While our military budget exceeds the rest of the world combined, our asymmetrical strategy to confront ISIS could be mistaken for a Saturday Night Live skit.
To "degrade and destroy" ISIS we will:
• Spend $50 million to train and arm moderate Syrian rebels. This is peanuts compared to our cost to train and arm the 250,000 strong Iraqi Army who fled at the first shot, abandoning their expensive American armaments to ISIS.
• Launch air strikes that will inevitably produce "collateral damage," (dead innocent civilians) thus increasing rage against America and Jihadist recruits.
• Form a coalition of allies to fight against ISIS. The coalition will exclude Iran and Syria, the only countries with the military capability and willingness to defeat ISIS. However, it may include those powers that were so critical to the success of George W. Bush's "coalition of the willing" such as Iceland, Mongolia, Tonga, Moldova, Marshall Islands, Micronesia, Palau and Solomon Islands.
Both former Secretary of Defense Robert Gates and Gen. Martin Dempsey, chairman of the Joint Chiefs of Staff, believe our asymmetrical fighting strategy will take years and is unlikely to defeat ISIS without putting some "boots on the ground."
So much for asymmetrical fighting strategies. What we need is a symmetrical fighting strategy. Remember there are only 15,000 to 30,000 ISIS fighters. At the low end of the estimate, they could not fill 15% of LSU's football stadium.
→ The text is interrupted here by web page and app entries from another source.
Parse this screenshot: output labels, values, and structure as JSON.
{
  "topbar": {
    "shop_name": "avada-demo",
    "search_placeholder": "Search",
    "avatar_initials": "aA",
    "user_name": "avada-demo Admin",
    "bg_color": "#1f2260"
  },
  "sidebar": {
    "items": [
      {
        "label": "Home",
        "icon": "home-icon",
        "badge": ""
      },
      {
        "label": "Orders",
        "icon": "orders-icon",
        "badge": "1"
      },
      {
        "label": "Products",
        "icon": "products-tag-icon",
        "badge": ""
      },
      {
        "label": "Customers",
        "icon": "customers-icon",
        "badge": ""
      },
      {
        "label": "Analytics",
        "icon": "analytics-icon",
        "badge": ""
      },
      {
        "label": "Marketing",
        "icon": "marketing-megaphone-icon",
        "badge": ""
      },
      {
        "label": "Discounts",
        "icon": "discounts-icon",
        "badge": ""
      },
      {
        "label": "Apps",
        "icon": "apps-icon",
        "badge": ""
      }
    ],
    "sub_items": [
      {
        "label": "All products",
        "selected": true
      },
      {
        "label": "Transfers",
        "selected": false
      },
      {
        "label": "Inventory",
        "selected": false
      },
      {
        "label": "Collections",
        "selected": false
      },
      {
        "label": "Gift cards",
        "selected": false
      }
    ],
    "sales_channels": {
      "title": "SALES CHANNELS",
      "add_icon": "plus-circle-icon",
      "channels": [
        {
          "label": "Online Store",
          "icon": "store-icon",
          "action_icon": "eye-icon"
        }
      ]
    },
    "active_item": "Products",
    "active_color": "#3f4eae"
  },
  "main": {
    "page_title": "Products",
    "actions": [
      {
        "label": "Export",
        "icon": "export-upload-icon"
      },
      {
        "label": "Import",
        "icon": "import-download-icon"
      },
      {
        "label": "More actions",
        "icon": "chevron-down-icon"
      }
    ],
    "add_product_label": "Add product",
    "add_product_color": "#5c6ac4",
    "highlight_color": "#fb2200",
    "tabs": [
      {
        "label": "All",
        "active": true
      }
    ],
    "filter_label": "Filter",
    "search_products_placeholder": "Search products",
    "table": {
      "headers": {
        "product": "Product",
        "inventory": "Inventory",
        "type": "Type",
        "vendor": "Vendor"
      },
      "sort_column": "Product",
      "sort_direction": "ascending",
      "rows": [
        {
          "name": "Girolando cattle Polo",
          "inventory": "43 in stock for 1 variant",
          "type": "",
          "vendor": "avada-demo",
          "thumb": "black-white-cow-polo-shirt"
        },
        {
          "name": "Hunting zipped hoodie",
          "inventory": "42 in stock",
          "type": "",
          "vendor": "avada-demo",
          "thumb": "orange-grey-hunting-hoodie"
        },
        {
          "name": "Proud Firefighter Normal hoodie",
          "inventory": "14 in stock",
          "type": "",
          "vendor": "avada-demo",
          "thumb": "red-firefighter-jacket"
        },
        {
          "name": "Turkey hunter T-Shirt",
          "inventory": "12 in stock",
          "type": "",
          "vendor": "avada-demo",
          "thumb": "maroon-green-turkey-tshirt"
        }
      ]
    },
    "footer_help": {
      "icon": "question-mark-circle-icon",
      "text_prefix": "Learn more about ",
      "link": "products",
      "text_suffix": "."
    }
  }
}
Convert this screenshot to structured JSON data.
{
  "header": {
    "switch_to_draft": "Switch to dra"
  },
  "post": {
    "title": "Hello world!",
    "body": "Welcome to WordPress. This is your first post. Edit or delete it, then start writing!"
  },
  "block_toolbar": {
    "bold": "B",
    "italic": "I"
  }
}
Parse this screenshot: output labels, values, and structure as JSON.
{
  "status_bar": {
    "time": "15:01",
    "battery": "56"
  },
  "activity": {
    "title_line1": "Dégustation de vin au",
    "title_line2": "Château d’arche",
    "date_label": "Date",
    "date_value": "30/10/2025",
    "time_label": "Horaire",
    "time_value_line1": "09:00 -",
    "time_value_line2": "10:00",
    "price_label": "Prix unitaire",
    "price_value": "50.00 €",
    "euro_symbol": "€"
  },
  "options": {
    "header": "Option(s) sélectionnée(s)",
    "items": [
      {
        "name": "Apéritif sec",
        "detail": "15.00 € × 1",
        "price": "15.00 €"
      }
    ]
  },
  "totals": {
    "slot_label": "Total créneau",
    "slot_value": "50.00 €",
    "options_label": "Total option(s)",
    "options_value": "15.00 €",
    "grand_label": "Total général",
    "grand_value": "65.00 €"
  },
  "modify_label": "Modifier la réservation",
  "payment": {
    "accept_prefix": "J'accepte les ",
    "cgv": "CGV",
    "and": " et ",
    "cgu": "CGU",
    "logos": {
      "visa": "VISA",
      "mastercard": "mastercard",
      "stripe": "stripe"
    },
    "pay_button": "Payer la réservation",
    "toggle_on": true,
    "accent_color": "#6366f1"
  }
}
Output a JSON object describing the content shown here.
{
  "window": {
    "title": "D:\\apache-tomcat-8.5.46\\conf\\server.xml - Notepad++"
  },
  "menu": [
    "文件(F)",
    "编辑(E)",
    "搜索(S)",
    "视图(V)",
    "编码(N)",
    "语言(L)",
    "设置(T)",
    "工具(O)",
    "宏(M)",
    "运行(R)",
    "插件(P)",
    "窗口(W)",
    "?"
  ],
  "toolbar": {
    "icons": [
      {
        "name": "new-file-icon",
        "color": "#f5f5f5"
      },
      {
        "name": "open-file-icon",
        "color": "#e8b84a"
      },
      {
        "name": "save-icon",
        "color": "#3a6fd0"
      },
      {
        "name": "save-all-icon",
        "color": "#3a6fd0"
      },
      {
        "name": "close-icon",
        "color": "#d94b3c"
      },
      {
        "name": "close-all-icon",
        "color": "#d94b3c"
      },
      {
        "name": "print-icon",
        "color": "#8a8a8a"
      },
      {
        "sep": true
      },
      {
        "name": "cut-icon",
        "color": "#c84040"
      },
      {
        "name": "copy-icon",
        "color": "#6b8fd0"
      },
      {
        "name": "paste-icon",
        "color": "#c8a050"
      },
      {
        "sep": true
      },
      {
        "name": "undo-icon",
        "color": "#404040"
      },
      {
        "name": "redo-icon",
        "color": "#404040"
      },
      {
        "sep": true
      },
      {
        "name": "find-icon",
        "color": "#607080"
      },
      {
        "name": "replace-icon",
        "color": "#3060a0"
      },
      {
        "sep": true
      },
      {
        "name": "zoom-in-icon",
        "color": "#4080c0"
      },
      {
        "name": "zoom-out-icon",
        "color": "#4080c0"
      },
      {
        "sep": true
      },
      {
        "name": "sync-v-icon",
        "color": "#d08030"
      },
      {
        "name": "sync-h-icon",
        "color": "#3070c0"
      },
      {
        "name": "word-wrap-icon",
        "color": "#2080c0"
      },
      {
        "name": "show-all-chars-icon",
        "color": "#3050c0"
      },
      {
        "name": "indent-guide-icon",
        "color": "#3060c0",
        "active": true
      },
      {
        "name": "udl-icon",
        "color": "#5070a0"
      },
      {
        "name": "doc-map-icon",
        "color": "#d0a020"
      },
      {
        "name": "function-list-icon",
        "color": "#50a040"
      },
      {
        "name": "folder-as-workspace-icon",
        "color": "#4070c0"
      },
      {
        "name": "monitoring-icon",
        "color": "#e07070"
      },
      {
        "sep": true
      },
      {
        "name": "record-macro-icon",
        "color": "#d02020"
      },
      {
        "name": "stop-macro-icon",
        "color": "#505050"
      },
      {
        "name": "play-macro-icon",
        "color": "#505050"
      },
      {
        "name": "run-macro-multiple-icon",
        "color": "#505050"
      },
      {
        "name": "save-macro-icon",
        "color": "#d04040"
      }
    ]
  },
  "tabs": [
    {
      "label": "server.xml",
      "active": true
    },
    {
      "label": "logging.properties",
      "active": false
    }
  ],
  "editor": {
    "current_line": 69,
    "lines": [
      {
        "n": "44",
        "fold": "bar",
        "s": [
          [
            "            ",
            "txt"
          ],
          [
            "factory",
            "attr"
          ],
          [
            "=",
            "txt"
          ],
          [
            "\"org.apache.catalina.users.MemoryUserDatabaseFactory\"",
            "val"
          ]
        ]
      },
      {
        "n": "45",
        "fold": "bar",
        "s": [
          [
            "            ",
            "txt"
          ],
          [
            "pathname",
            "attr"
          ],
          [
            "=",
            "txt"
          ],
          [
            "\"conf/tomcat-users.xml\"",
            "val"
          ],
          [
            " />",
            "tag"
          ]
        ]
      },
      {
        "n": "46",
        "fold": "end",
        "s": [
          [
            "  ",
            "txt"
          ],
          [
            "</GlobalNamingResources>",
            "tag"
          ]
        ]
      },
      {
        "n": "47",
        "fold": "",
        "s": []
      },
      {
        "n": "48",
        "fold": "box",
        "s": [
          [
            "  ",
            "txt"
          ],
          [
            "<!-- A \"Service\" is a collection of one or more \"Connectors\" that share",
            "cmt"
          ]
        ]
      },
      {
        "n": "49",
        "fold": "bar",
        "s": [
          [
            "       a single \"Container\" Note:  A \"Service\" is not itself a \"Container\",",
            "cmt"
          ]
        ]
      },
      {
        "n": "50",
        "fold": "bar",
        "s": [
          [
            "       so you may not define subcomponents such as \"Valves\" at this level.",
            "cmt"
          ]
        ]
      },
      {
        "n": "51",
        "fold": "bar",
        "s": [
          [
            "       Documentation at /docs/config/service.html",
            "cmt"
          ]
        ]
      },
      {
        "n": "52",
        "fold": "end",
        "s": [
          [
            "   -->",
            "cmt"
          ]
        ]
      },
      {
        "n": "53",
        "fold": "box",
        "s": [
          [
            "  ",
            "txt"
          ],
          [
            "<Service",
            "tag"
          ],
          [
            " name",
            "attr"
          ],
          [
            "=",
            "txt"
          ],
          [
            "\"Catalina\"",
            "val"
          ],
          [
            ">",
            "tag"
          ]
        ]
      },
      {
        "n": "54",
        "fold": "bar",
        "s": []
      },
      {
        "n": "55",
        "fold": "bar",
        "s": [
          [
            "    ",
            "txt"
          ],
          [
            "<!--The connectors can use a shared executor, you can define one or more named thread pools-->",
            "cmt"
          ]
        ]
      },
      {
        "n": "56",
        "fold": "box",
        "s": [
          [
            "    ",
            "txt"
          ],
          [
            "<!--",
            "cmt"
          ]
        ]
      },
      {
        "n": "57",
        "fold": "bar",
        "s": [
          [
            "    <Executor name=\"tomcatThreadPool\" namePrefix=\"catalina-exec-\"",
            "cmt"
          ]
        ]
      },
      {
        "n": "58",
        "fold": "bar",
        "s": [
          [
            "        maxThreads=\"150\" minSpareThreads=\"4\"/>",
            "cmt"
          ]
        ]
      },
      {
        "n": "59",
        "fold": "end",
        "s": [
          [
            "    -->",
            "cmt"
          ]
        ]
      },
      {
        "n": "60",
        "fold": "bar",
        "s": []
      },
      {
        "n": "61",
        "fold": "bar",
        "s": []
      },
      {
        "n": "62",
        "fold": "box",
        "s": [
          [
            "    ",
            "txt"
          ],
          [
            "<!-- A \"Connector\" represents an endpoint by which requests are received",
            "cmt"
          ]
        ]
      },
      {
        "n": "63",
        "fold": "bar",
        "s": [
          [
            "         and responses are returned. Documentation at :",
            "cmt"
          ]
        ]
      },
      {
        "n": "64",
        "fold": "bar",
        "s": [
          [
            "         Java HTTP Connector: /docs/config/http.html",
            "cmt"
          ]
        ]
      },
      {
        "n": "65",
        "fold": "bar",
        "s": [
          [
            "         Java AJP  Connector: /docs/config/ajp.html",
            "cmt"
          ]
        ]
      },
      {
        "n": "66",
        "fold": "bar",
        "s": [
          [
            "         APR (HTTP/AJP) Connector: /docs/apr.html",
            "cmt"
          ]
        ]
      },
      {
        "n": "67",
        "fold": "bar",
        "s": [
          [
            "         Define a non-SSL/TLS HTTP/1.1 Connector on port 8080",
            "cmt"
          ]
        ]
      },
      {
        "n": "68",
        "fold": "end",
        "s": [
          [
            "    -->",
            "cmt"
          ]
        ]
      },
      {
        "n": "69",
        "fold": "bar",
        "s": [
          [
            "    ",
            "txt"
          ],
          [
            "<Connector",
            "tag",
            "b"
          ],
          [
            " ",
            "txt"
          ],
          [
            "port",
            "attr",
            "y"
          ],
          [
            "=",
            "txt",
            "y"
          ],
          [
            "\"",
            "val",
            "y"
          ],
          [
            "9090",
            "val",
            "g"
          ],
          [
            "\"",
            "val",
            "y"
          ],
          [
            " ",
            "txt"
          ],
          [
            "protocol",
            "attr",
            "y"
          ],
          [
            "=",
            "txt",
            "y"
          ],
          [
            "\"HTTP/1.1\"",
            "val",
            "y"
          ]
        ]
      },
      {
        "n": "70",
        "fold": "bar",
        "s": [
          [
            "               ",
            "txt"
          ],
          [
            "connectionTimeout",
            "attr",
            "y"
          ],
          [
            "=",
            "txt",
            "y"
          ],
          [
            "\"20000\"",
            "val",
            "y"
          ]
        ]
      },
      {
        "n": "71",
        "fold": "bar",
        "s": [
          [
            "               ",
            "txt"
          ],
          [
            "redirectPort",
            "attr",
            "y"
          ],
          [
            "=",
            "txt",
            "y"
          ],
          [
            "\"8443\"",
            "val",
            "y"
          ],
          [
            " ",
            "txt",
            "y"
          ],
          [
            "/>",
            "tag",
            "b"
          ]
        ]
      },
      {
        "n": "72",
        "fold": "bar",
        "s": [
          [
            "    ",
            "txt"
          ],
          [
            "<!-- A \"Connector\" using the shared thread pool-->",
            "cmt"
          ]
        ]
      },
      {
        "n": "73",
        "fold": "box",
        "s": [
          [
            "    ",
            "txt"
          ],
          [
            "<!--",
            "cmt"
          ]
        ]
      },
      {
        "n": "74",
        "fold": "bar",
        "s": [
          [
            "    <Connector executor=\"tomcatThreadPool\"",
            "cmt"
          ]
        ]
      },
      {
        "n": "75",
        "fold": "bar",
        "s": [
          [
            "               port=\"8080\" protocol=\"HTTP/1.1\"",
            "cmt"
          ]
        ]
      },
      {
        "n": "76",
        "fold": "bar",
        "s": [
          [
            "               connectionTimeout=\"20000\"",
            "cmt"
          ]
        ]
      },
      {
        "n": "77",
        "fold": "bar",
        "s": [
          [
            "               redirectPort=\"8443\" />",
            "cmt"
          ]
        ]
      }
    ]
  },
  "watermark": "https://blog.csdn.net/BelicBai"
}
At the high end, they equal the male population of Marysville, WA.
How should we confront 15,000 to 30,000 homicidal maniacs, thugs, thieves, felons, rapists and fanatics? Ask the New York City Police Force. Last year the NYPD dealt with 111,135 murders, rapes, robberies, felonious assaults, burglaries, and grand larcenies. The NYPD stopped and frisked 69,000 suspects in Brooklyn alone--in a single month, March 2012
Our symmetrical strategy is obvious. Send in the New York Police and arrest every member of ISIS. NYPD has 34,500 uniformed police officers, outnumbering ISIS by roughly two to one. Last year, NYPD made over 400,000 arrests. They could arrest every member of ISIS 15 to 20 times a year.
After arrests, we could exploit our international dominance of incarceration. We are number one in prisons, enjoying the world's highest documented incarceration rate. While the United States represents about 5 percent of the world's population, it houses around 25 percent of the world's prisoners.
So that's the symmetrical strategy. Arrest them. Lock them up. Throw away the key.
We could pursue an alternative symmetrical strategy: arm ISIS with nuclear weapons and allow them to establish an empire. Then we can bankrupt them by initiating another Star Wars arms race.
However, the "send-in-the-police" strategy is more cost effective. While the asymmetrical wars in Iraq and Afghanistan costs between $4 to $6 trillion, NYPD's annual budget is only $4.6 billion. With NYPD on board we could halve the defense budget, saving $320 billion annually.
Even better our conventional military would free to concentrate on their primary mission--deterring Russia from territorial aggression.
On second thought, maybe we would be better off the enlisting the LAPD as well as the NYPD.